Nowadays — in both the novel and in actuality — Maxine's younger sister, Bonnie, is happily married to a nonmusical retired physician. She stays in Motel 6's and accepts the fact that diner waitresses no longer recognize her. Back in the 1950s, however, she was Elvis's secret sweetheart (and so busty that the producers of The Ed Sullivan Show insisted on sewing another piece of cloth over her stage costume for a broadcast).
As the Browns savor their fame, Bass foreshadows the real-life blows they would absorb in later years: the accidental death at age 12 of the Browns' richly talented youngest brother; the damage to Jim Ed's guitar-picking fingers when he stumbled while operating a circular saw; and Elvis growing distant and mean as his rising star leaves the Browns earthbound in the Arkansas woods.

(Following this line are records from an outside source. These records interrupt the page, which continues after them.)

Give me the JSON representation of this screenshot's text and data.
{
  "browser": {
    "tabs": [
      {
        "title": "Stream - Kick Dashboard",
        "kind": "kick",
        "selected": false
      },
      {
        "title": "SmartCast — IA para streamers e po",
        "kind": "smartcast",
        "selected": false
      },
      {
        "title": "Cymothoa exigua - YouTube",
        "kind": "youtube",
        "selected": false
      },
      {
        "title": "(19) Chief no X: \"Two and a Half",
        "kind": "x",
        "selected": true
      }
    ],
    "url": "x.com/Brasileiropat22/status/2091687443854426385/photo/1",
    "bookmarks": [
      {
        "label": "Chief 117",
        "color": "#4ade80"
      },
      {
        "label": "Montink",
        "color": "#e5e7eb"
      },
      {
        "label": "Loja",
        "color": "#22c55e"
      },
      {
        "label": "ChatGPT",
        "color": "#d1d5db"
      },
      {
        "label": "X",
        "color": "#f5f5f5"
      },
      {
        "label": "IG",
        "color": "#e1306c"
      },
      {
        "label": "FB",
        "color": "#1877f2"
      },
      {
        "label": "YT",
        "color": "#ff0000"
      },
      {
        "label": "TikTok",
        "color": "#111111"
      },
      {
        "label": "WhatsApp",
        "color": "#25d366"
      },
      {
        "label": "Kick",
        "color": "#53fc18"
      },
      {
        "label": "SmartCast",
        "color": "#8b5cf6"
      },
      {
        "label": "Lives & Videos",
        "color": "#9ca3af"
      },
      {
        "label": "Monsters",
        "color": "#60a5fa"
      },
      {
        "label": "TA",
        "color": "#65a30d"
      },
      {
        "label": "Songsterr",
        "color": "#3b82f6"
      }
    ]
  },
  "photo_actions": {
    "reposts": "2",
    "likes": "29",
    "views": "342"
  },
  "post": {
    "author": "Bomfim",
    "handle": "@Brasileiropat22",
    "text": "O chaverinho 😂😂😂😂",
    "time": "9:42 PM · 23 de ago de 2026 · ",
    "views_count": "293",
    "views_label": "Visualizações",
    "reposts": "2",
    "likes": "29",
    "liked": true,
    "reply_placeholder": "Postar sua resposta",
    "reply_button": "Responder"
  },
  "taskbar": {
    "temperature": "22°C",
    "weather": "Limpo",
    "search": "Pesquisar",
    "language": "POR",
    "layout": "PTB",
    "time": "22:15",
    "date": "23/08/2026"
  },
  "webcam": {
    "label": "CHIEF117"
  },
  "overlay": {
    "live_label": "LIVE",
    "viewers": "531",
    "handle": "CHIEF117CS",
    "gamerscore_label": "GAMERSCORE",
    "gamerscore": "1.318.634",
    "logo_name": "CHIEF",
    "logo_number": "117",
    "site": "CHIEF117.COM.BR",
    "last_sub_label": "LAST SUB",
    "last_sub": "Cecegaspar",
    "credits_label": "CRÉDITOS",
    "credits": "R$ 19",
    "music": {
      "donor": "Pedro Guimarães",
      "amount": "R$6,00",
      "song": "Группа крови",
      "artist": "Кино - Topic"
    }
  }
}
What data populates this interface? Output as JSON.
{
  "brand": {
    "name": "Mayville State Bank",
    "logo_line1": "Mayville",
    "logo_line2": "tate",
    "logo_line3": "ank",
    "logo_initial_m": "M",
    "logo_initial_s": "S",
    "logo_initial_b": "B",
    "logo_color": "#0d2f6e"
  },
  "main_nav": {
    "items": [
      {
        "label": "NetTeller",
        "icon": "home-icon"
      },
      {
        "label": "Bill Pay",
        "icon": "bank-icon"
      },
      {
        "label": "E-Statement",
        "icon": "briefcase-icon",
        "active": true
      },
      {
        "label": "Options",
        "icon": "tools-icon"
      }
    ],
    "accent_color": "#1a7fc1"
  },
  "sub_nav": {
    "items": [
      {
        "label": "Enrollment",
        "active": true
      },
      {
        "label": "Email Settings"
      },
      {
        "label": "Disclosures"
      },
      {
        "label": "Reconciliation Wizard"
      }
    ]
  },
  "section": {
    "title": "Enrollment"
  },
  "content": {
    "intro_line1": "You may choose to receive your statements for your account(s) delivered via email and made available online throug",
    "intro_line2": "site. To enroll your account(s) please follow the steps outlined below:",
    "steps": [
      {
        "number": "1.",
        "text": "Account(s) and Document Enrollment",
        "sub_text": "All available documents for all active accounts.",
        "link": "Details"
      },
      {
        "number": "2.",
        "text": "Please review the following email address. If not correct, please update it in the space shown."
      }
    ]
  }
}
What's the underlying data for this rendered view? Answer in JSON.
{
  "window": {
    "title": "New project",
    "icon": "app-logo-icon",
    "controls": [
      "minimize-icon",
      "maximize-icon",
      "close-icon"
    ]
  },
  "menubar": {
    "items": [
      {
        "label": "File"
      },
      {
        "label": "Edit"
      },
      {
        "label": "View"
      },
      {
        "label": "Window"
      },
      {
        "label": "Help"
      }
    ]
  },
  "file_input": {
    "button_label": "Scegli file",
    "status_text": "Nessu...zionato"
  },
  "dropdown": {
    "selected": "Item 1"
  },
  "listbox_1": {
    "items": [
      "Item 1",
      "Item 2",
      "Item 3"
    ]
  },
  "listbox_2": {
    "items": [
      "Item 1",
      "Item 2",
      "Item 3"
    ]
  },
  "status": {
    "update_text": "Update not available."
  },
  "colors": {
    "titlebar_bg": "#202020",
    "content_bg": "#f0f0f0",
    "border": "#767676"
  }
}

Gallant Jim Ed Brown is perhaps the least developed character in Bass's perceptive portrayal. Though the young man eagerly joined Elvis in hotel rooms to receive groupies, he comes across as stolid in later life, blithely carrying on as a minor solo act. (Jim Ed learned to play the guitar again, using different fingers, and he did ultimately partner with a major talent: country singer Helen Cornelius.)
Readers taking stock of their own lives are apt to sympathize most with the long-suffering Maxine. We come to care about her and count on her for the novel's tension as she confronts the reality, as Bass puts it, of a time "when the contracts vanished and the Browns disbanded — and before she made her uneasy peace with that new accommodation, the cessation of fame."
If the Browns were more prominent today, Rick Bass's novel might not have achieved the suspense it manages to deliver. Perhaps the group was jinxed; perhaps brother-sister acts came to seem cornball; or perhaps the bitch goddess of Fame is simply a false idol.
Bass's Maxine proclaims that the Browns opened the gates for such glorious successors as Dolly Parton and Loretta Lynn, and that Kenny Chesney and Garth Brooks both owe her thank-you notes. Perhaps she'll take solace in a shout-out called Nashville Chrome.
Charlie Clark, a Washington writer, got hooked on oldies by the Browns in the early 1980s.